Homocysteine and its relation to B-vitamins in Graves’ disease before and after treatment: effect modification by smoking

Authors


Dr Bjørn G. Nedrebø, Department of Biochemical Endocrinology, Haukeland University Hospital, N-5021 Bergen, Norway (fax: +47 55975814; e-mail: bjorn.nedrebo@ikb.uib.no).

Abstract

Abstract. Nedrebø BG, Hustad S, Schneede J, Ueland PM, Vollset SE, Holm PI, Aanderud S, Lien EA (University of Bergen; Haukeland University Hospital, Bergen; and Haugesund Hospital, Haugesund; Norway). Homocysteine and its relation to B-vitamins in Graves’ disease before and after treatment: effect modification by smoking. J Intern Med 2003; 254: 504–512.

Objectives. To investigate plasma total homocysteine levels and its relation to B-vitamins and smoking in Graves’ disease before and after antithyroid therapy.

Design. A longitudinal study taking place at four hospitals in Norway.

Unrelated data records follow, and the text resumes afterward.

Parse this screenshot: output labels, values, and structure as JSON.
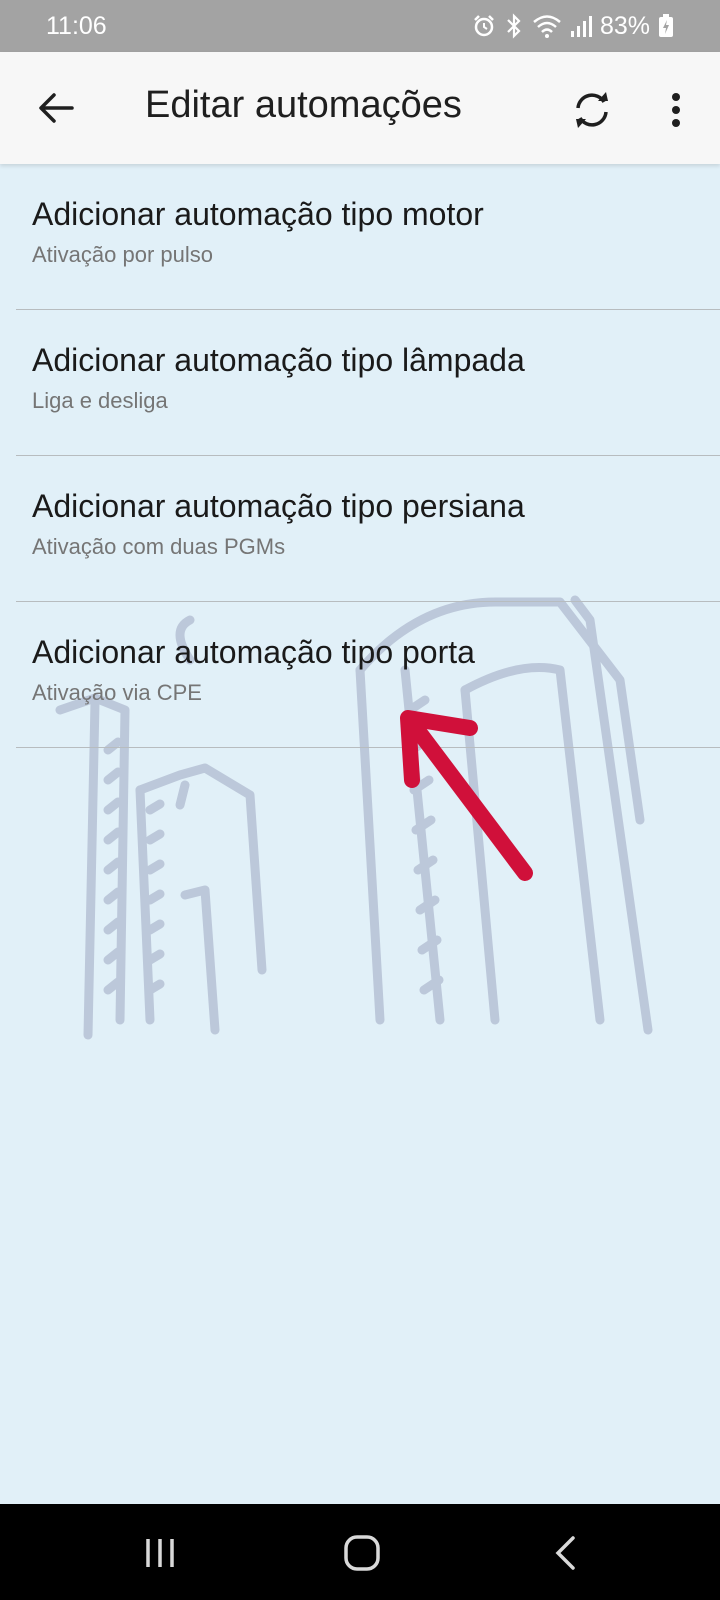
{
  "status_bar": {
    "time": "11:06",
    "battery_percent": "83%",
    "icons": [
      "alarm-icon",
      "bluetooth-icon",
      "wifi-icon",
      "signal-icon",
      "battery-charging-icon"
    ]
  },
  "app_bar": {
    "title": "Editar automações",
    "icons": [
      "back-arrow-icon",
      "refresh-icon",
      "more-vert-icon"
    ]
  },
  "items": [
    {
      "title": "Adicionar automação tipo motor",
      "subtitle": "Ativação por pulso"
    },
    {
      "title": "Adicionar automação tipo lâmpada",
      "subtitle": "Liga e desliga"
    },
    {
      "title": "Adicionar automação tipo persiana",
      "subtitle": "Ativação com duas PGMs"
    },
    {
      "title": "Adicionar automação tipo porta",
      "subtitle": "Ativação via CPE"
    }
  ],
  "nav_bar": {
    "icons": [
      "recent-apps-icon",
      "home-icon",
      "back-icon"
    ]
  },
  "colors": {
    "background": "#e1f0f8",
    "status_bar": "#a3a3a3",
    "app_bar": "#f7f7f7",
    "annotation_arrow": "#d0103a"
  }
}
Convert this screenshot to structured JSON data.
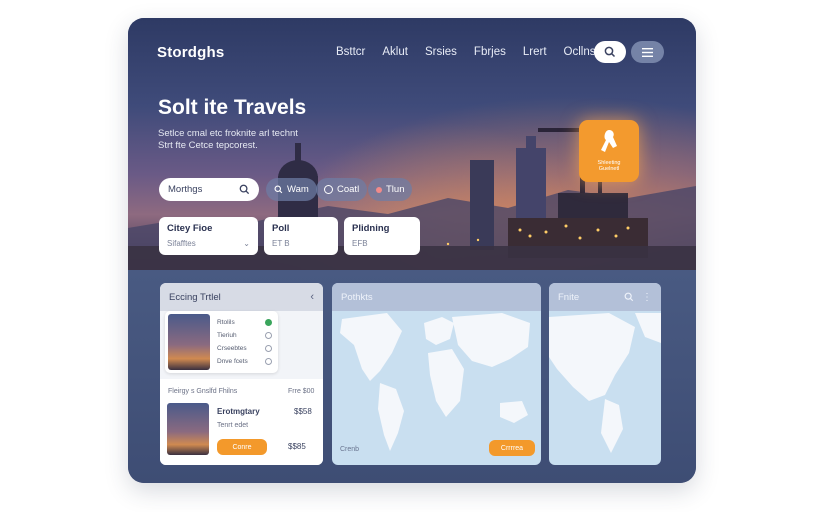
{
  "header": {
    "logo": "Stordghs",
    "nav": [
      "Bsttcr",
      "Aklut",
      "Srsies",
      "Fbrjes",
      "Lrert",
      "Ocllns"
    ]
  },
  "hero": {
    "title": "Solt ite Travels",
    "subtitle_line1": "Setlce cmal etc froknite arl technt",
    "subtitle_line2": "Strt fte Cetce tepcorest."
  },
  "search": {
    "placeholder": "Morthgs",
    "chips": [
      "Wam",
      "Coatl",
      "Tlun"
    ]
  },
  "fields": [
    {
      "label": "Citey Fioe",
      "value": "Sifafftes"
    },
    {
      "label": "Poll",
      "value": "ET B"
    },
    {
      "label": "Plidning",
      "value": "EFB"
    }
  ],
  "badge": {
    "text_line1": "Shleeting",
    "text_line2": "Guelnetl"
  },
  "panels": {
    "left": {
      "title": "Eccing Trtlel",
      "rows": [
        "Rtolils",
        "Tieriuh",
        "Crseebtes",
        "Dnve fcets"
      ],
      "section_label": "Fleirgy s Gnslfd Fhilns",
      "section_price": "Frre $00",
      "item_title": "Erotmgtary",
      "item_sub": "Tenrt edet",
      "item_price": "$$58",
      "button": "Conre",
      "item_price2": "$$85"
    },
    "middle": {
      "title": "Pothkts",
      "footer_label": "Crenb",
      "button": "Crrrrea"
    },
    "right": {
      "title": "Fnite"
    }
  }
}
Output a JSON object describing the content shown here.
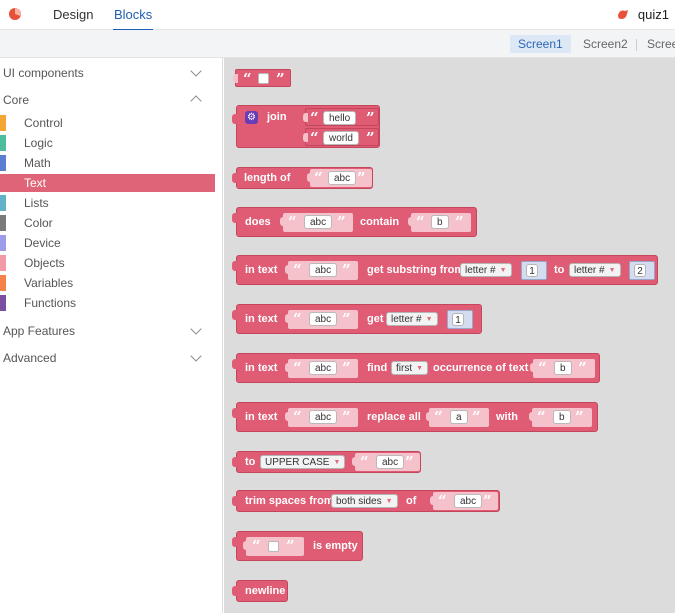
{
  "topbar": {
    "tabs": [
      "Design",
      "Blocks"
    ],
    "project_name": "quiz1"
  },
  "screens": [
    "Screen1",
    "Screen2",
    "Scree"
  ],
  "sidebar": {
    "ui_components": "UI components",
    "core": "Core",
    "items": [
      {
        "label": "Control",
        "color": "#f4a535"
      },
      {
        "label": "Logic",
        "color": "#4dbd9b"
      },
      {
        "label": "Math",
        "color": "#5b7fd0"
      },
      {
        "label": "Text",
        "color": "#df6478"
      },
      {
        "label": "Lists",
        "color": "#64b2c8"
      },
      {
        "label": "Color",
        "color": "#7a7a7a"
      },
      {
        "label": "Device",
        "color": "#9c9ce8"
      },
      {
        "label": "Objects",
        "color": "#f29aa6"
      },
      {
        "label": "Variables",
        "color": "#f5824b"
      },
      {
        "label": "Functions",
        "color": "#7a4fa0"
      }
    ],
    "app_features": "App Features",
    "advanced": "Advanced"
  },
  "blocks": {
    "join": {
      "label": "join",
      "a": "hello",
      "b": "world"
    },
    "length": {
      "label": "length of",
      "s": "abc"
    },
    "contains": {
      "does": "does",
      "s": "abc",
      "contain": "contain",
      "b": "b"
    },
    "substring": {
      "in_text": "in text",
      "s": "abc",
      "label": "get substring from",
      "from_dd": "letter #",
      "from_num": "1",
      "to": "to",
      "to_dd": "letter #",
      "to_num": "2"
    },
    "char_at": {
      "in_text": "in text",
      "s": "abc",
      "get": "get",
      "dd": "letter #",
      "num": "1"
    },
    "find": {
      "in_text": "in text",
      "s": "abc",
      "find": "find",
      "dd": "first",
      "occ": "occurrence of text",
      "b": "b"
    },
    "replace": {
      "in_text": "in text",
      "s": "abc",
      "label": "replace all",
      "a": "a",
      "with": "with",
      "b": "b"
    },
    "case": {
      "to": "to",
      "dd": "UPPER CASE",
      "s": "abc"
    },
    "trim": {
      "label": "trim spaces from",
      "dd": "both sides",
      "of": "of",
      "s": "abc"
    },
    "empty": {
      "label": "is empty"
    },
    "newline": {
      "label": "newline"
    }
  },
  "colors": {
    "text_block": "#df5c74",
    "accent": "#1f5fb4"
  }
}
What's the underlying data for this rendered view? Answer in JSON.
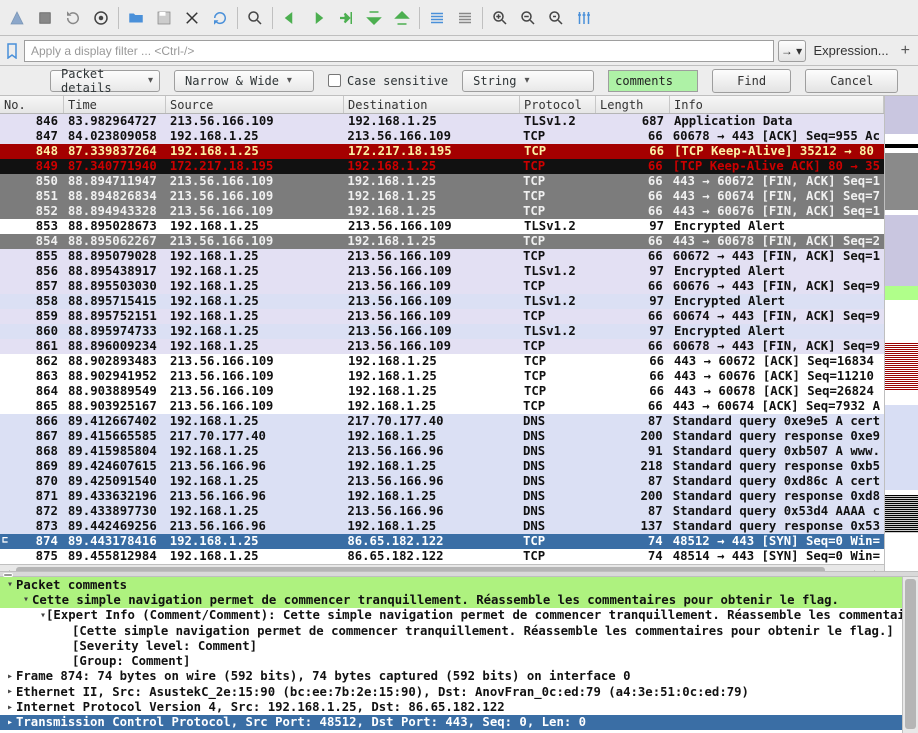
{
  "toolbar_icons": [
    "capture-start",
    "capture-stop",
    "capture-restart",
    "capture-options",
    "sep",
    "open",
    "save",
    "close",
    "reload",
    "sep",
    "find",
    "sep",
    "go-back",
    "go-forward",
    "go-to-packet",
    "go-first",
    "go-last",
    "sep",
    "autoscroll",
    "colorize",
    "sep",
    "zoom-in",
    "zoom-out",
    "zoom-reset",
    "resize-columns"
  ],
  "display_filter_placeholder": "Apply a display filter ... <Ctrl-/>",
  "expression_label": "Expression...",
  "findbar": {
    "scope": "Packet details",
    "char": "Narrow & Wide",
    "case_label": "Case sensitive",
    "type": "String",
    "value": "comments",
    "find_btn": "Find",
    "cancel_btn": "Cancel"
  },
  "columns": {
    "no": "No.",
    "time": "Time",
    "src": "Source",
    "dst": "Destination",
    "proto": "Protocol",
    "len": "Length",
    "info": "Info"
  },
  "rows": [
    {
      "cls": "bg-lav",
      "no": "846",
      "t": "83.982964727",
      "s": "213.56.166.109",
      "d": "192.168.1.25",
      "p": "TLSv1.2",
      "l": "687",
      "i": "Application Data"
    },
    {
      "cls": "bg-lav",
      "no": "847",
      "t": "84.023809058",
      "s": "192.168.1.25",
      "d": "213.56.166.109",
      "p": "TCP",
      "l": "66",
      "i": "60678 → 443 [ACK] Seq=955 Ac"
    },
    {
      "cls": "bg-red",
      "no": "848",
      "t": "87.339837264",
      "s": "192.168.1.25",
      "d": "172.217.18.195",
      "p": "TCP",
      "l": "66",
      "i": "[TCP Keep-Alive] 35212 → 80"
    },
    {
      "cls": "bg-black",
      "no": "849",
      "t": "87.340771940",
      "s": "172.217.18.195",
      "d": "192.168.1.25",
      "p": "TCP",
      "l": "66",
      "i": "[TCP Keep-Alive ACK] 80 → 35"
    },
    {
      "cls": "bg-grey",
      "no": "850",
      "t": "88.894711947",
      "s": "213.56.166.109",
      "d": "192.168.1.25",
      "p": "TCP",
      "l": "66",
      "i": "443 → 60672 [FIN, ACK] Seq=1"
    },
    {
      "cls": "bg-grey",
      "no": "851",
      "t": "88.894826834",
      "s": "213.56.166.109",
      "d": "192.168.1.25",
      "p": "TCP",
      "l": "66",
      "i": "443 → 60674 [FIN, ACK] Seq=7"
    },
    {
      "cls": "bg-grey",
      "no": "852",
      "t": "88.894943328",
      "s": "213.56.166.109",
      "d": "192.168.1.25",
      "p": "TCP",
      "l": "66",
      "i": "443 → 60676 [FIN, ACK] Seq=1"
    },
    {
      "cls": "bg-white",
      "no": "853",
      "t": "88.895028673",
      "s": "192.168.1.25",
      "d": "213.56.166.109",
      "p": "TLSv1.2",
      "l": "97",
      "i": "Encrypted Alert"
    },
    {
      "cls": "bg-grey",
      "no": "854",
      "t": "88.895062267",
      "s": "213.56.166.109",
      "d": "192.168.1.25",
      "p": "TCP",
      "l": "66",
      "i": "443 → 60678 [FIN, ACK] Seq=2"
    },
    {
      "cls": "bg-lav",
      "no": "855",
      "t": "88.895079028",
      "s": "192.168.1.25",
      "d": "213.56.166.109",
      "p": "TCP",
      "l": "66",
      "i": "60672 → 443 [FIN, ACK] Seq=1"
    },
    {
      "cls": "bg-lav",
      "no": "856",
      "t": "88.895438917",
      "s": "192.168.1.25",
      "d": "213.56.166.109",
      "p": "TLSv1.2",
      "l": "97",
      "i": "Encrypted Alert"
    },
    {
      "cls": "bg-lav",
      "no": "857",
      "t": "88.895503030",
      "s": "192.168.1.25",
      "d": "213.56.166.109",
      "p": "TCP",
      "l": "66",
      "i": "60676 → 443 [FIN, ACK] Seq=9"
    },
    {
      "cls": "bg-lil",
      "no": "858",
      "t": "88.895715415",
      "s": "192.168.1.25",
      "d": "213.56.166.109",
      "p": "TLSv1.2",
      "l": "97",
      "i": "Encrypted Alert"
    },
    {
      "cls": "bg-lav",
      "no": "859",
      "t": "88.895752151",
      "s": "192.168.1.25",
      "d": "213.56.166.109",
      "p": "TCP",
      "l": "66",
      "i": "60674 → 443 [FIN, ACK] Seq=9"
    },
    {
      "cls": "bg-lil",
      "no": "860",
      "t": "88.895974733",
      "s": "192.168.1.25",
      "d": "213.56.166.109",
      "p": "TLSv1.2",
      "l": "97",
      "i": "Encrypted Alert"
    },
    {
      "cls": "bg-lav",
      "no": "861",
      "t": "88.896009234",
      "s": "192.168.1.25",
      "d": "213.56.166.109",
      "p": "TCP",
      "l": "66",
      "i": "60678 → 443 [FIN, ACK] Seq=9"
    },
    {
      "cls": "bg-white",
      "no": "862",
      "t": "88.902893483",
      "s": "213.56.166.109",
      "d": "192.168.1.25",
      "p": "TCP",
      "l": "66",
      "i": "443 → 60672 [ACK] Seq=16834"
    },
    {
      "cls": "bg-white",
      "no": "863",
      "t": "88.902941952",
      "s": "213.56.166.109",
      "d": "192.168.1.25",
      "p": "TCP",
      "l": "66",
      "i": "443 → 60676 [ACK] Seq=11210"
    },
    {
      "cls": "bg-white",
      "no": "864",
      "t": "88.903889549",
      "s": "213.56.166.109",
      "d": "192.168.1.25",
      "p": "TCP",
      "l": "66",
      "i": "443 → 60678 [ACK] Seq=26824"
    },
    {
      "cls": "bg-white",
      "no": "865",
      "t": "88.903925167",
      "s": "213.56.166.109",
      "d": "192.168.1.25",
      "p": "TCP",
      "l": "66",
      "i": "443 → 60674 [ACK] Seq=7932 A"
    },
    {
      "cls": "bg-lil",
      "no": "866",
      "t": "89.412667402",
      "s": "192.168.1.25",
      "d": "217.70.177.40",
      "p": "DNS",
      "l": "87",
      "i": "Standard query 0xe9e5 A cert"
    },
    {
      "cls": "bg-lil",
      "no": "867",
      "t": "89.415665585",
      "s": "217.70.177.40",
      "d": "192.168.1.25",
      "p": "DNS",
      "l": "200",
      "i": "Standard query response 0xe9"
    },
    {
      "cls": "bg-lil",
      "no": "868",
      "t": "89.415985804",
      "s": "192.168.1.25",
      "d": "213.56.166.96",
      "p": "DNS",
      "l": "91",
      "i": "Standard query 0xb507 A www."
    },
    {
      "cls": "bg-lil",
      "no": "869",
      "t": "89.424607615",
      "s": "213.56.166.96",
      "d": "192.168.1.25",
      "p": "DNS",
      "l": "218",
      "i": "Standard query response 0xb5"
    },
    {
      "cls": "bg-lil",
      "no": "870",
      "t": "89.425091540",
      "s": "192.168.1.25",
      "d": "213.56.166.96",
      "p": "DNS",
      "l": "87",
      "i": "Standard query 0xd86c A cert"
    },
    {
      "cls": "bg-lil",
      "no": "871",
      "t": "89.433632196",
      "s": "213.56.166.96",
      "d": "192.168.1.25",
      "p": "DNS",
      "l": "200",
      "i": "Standard query response 0xd8"
    },
    {
      "cls": "bg-lil",
      "no": "872",
      "t": "89.433897730",
      "s": "192.168.1.25",
      "d": "213.56.166.96",
      "p": "DNS",
      "l": "87",
      "i": "Standard query 0x53d4 AAAA c"
    },
    {
      "cls": "bg-lil",
      "no": "873",
      "t": "89.442469256",
      "s": "213.56.166.96",
      "d": "192.168.1.25",
      "p": "DNS",
      "l": "137",
      "i": "Standard query response 0x53"
    },
    {
      "cls": "bg-sel",
      "no": "874",
      "t": "89.443178416",
      "s": "192.168.1.25",
      "d": "86.65.182.122",
      "p": "TCP",
      "l": "74",
      "i": "48512 → 443 [SYN] Seq=0 Win="
    },
    {
      "cls": "bg-white",
      "no": "875",
      "t": "89.455812984",
      "s": "192.168.1.25",
      "d": "86.65.182.122",
      "p": "TCP",
      "l": "74",
      "i": "48514 → 443 [SYN] Seq=0 Win="
    }
  ],
  "details": {
    "packet_comments": "Packet comments",
    "comment_text": "Cette simple navigation permet de commencer tranquillement. Réassemble les commentaires pour obtenir le flag.",
    "expert_info": "[Expert Info (Comment/Comment): Cette simple navigation permet de commencer tranquillement. Réassemble les commentai",
    "expert_info2": "[Cette simple navigation permet de commencer tranquillement. Réassemble les commentaires pour obtenir le flag.]",
    "severity": "[Severity level: Comment]",
    "group": "[Group: Comment]",
    "frame": "Frame 874: 74 bytes on wire (592 bits), 74 bytes captured (592 bits) on interface 0",
    "eth": "Ethernet II, Src: AsustekC_2e:15:90 (bc:ee:7b:2e:15:90), Dst: AnovFran_0c:ed:79 (a4:3e:51:0c:ed:79)",
    "ip": "Internet Protocol Version 4, Src: 192.168.1.25, Dst: 86.65.182.122",
    "tcp": "Transmission Control Protocol, Src Port: 48512, Dst Port: 443, Seq: 0, Len: 0"
  }
}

Methods and subjects. Plasma total homocysteine, serum folate, serum cobalamin and riboflavin, flavin mononucleotide and flavin adenine dinucleotide in plasma were investigated in 182 patients with hyperthyroidism before treatment. The same parameters were reinvestigated in 112 of these patients after attaining euthyroid state.

Results. In hyperthyroidism, plasma total homocysteine was low, and inversely related to folate, cobalamin and riboflavin, and positively related to serum creatinine and age. Following antithyroid therapy, total homocysteine increased and the concentration of folate, cobalamin, riboflavin, flavin mononucleotide and flavin adenine dinucleotide decreased significantly. The most pronounced reduction (35%) was observed for flavin mononucleotide. In the hyperthyroid state, smokers had lower levels of folate and flavin mononucleotide than non-smokers. After restoration of euthyroidism, both folate and riboflavin were significantly lower in smokers than non-smokers. Plasma total homocysteine increased according to decreasing quartiles of B-vitamins. For riboflavin, this relation was confined to smokers.

Conclusion. Plasma total homocysteine changes according to thyroid status. These changes may be partly attributable to altered folate, cobalamin but also riboflavin status, particulary in smokers.

Ancillary